Antique pieces such as pie safes and jelly cupboards are popular in shabby chic décor. Besides white, the shabby chic style also includes soft neutral colors such as sky blue, rose pink and beige tones. Hints from French-style interior design often show in shabby chic homes such as Rococo-style lighting fixtures, furniture or wall paneling.
The shabby chic aesthetic also expands to the garden, with the same design principles of using timeworn garden furniture and feminine accessories. Rose gardens are popular with the shabby chic style of decor.
Other popular decor items are pillows made of vintage barkcloth fabric, vintage linens, chenille bedspreads, vintage chandeliers, and anything with roses in the design. It is a soft, relaxed, feminine, romantic style of decorating that looks comfortable and inviting.
Variants of shabby chic style include:
- Cottage chic
- Beach cottage chic
- French country
- Gustavian (Swedish)
The style started in Great Britain and evokes the type of decoration found in large country houses where there are worn and faded old chintz sofas and curtains, old paintwork and unassuming 'good' taste. The end result of shabby chic is to achieve an elegant overall effect, as opposed to the sentimentally cute Pop-Victorian. Recycling old furniture and fabrics is an important aspect of the look and was especially popular with modern Bohemians and artisans that made up a sidelined counter-culture movement during the 1980s when expensive quality decor became very fashionable with the upper middle classes. The original shabby chic interiors were usually considered in themselves works of art.
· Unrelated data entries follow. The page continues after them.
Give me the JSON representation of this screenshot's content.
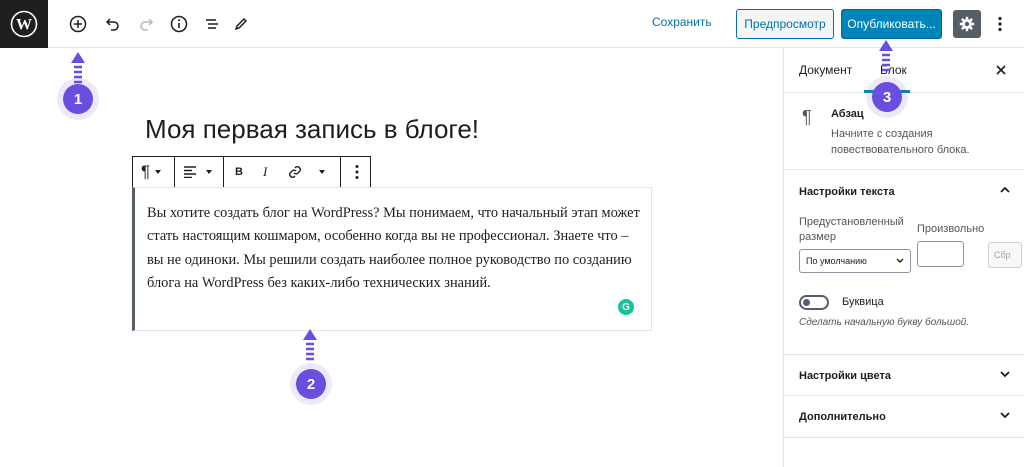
{
  "topbar": {
    "save_label": "Сохранить",
    "preview_label": "Предпросмотр",
    "publish_label": "Опубликовать..."
  },
  "editor": {
    "title": "Моя первая запись в блоге!",
    "paragraph": "Вы хотите создать блог на WordPress? Мы понимаем, что начальный этап может стать настоящим кошмаром, особенно когда вы не профессионал. Знаете что – вы не одиноки. Мы решили создать наиболее полное руководство по созданию блога на WordPress без каких-либо технических знаний.",
    "grammarly_letter": "G"
  },
  "sidebar": {
    "tab_document": "Документ",
    "tab_block": "Блок",
    "block_card": {
      "title": "Абзац",
      "description": "Начните с создания повествовательного блока."
    },
    "text_settings": {
      "title": "Настройки текста",
      "preset_label": "Предустановленный размер",
      "custom_label": "Произвольно",
      "preset_value": "По умолчанию",
      "reset_label": "Сбр",
      "dropcap_label": "Буквица",
      "dropcap_help": "Сделать начальную букву большой."
    },
    "color_settings": {
      "title": "Настройки цвета"
    },
    "advanced": {
      "title": "Дополнительно"
    }
  },
  "annotations": [
    "1",
    "2",
    "3"
  ],
  "colors": {
    "accent": "#0085ba",
    "link": "#0073aa",
    "annotation": "#6a4ee0",
    "grammarly": "#15c39a"
  }
}
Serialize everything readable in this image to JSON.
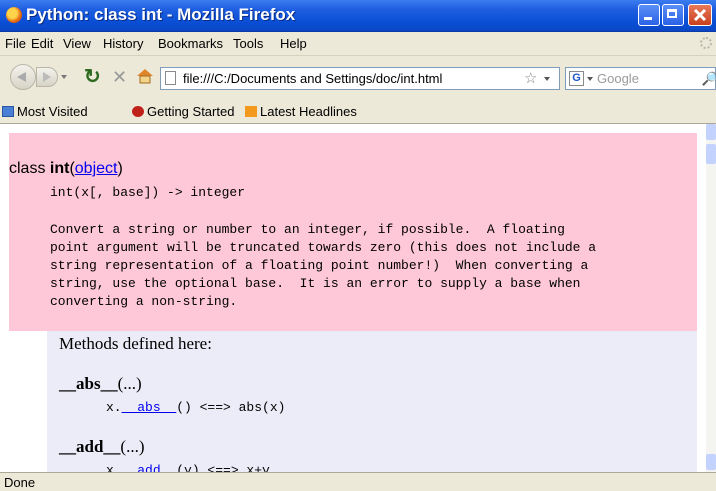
{
  "window": {
    "title": "Python: class int - Mozilla Firefox"
  },
  "menu": [
    "File",
    "Edit",
    "View",
    "History",
    "Bookmarks",
    "Tools",
    "Help"
  ],
  "nav": {
    "url": "file:///C:/Documents and Settings/doc/int.html",
    "search_engine_letter": "G",
    "search_placeholder": "Google"
  },
  "bookmarks": [
    "Most Visited",
    "Getting Started",
    "Latest Headlines"
  ],
  "doc": {
    "class_prefix": "class ",
    "class_name": "int",
    "paren_open": "(",
    "base_link": "object",
    "paren_close": ")",
    "signature": "int(x[, base]) -> integer",
    "description": [
      "Convert a string or number to an integer, if possible.  A floating",
      "point argument will be truncated towards zero (this does not include a",
      "string representation of a floating point number!)  When converting a",
      "string, use the optional base.  It is an error to supply a base when",
      "converting a non-string."
    ],
    "methods_title": "Methods defined here:",
    "methods": [
      {
        "name": "__abs__",
        "args": "(...)",
        "desc_prefix": "x.",
        "desc_link": "__abs__",
        "desc_suffix": "() <==> abs(x)"
      },
      {
        "name": "__add__",
        "args": "(...)",
        "desc_prefix": "x.",
        "desc_link": "__add__",
        "desc_suffix": "(y) <==> x+y"
      }
    ]
  },
  "status": "Done"
}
The early forms of shabby chic were rather grand but the style has evolved taking inspiration from many forms of decoration. These range from 18th century Swedish painted decoration, the French Chateau as well as the American Shakers where simplicity and plainness was essential.
Origin of term
The term was coined by The World of Interiors magazine in the 1980s and became extremely popular in the US in the '90s with a certain eclectic surge of decorating styles with paints and effects, notably in metropolitan cultural centres on the West Coast of America, such as Los Angeles and San Francisco, with heavy influences from Mediterranean cultures such as Provence, Tuscany and Greece.
- "Shabby Chic Decorating". Source. Retrieved 23 May 2011.
|last1=in Authors list (help)[dead link]
- Coad, Jenny (11 July 2014). "Threadbare carpets, grubby walls, creaky floors? Don't fret - the shabby chic look has never been more fashionable". MailOnline.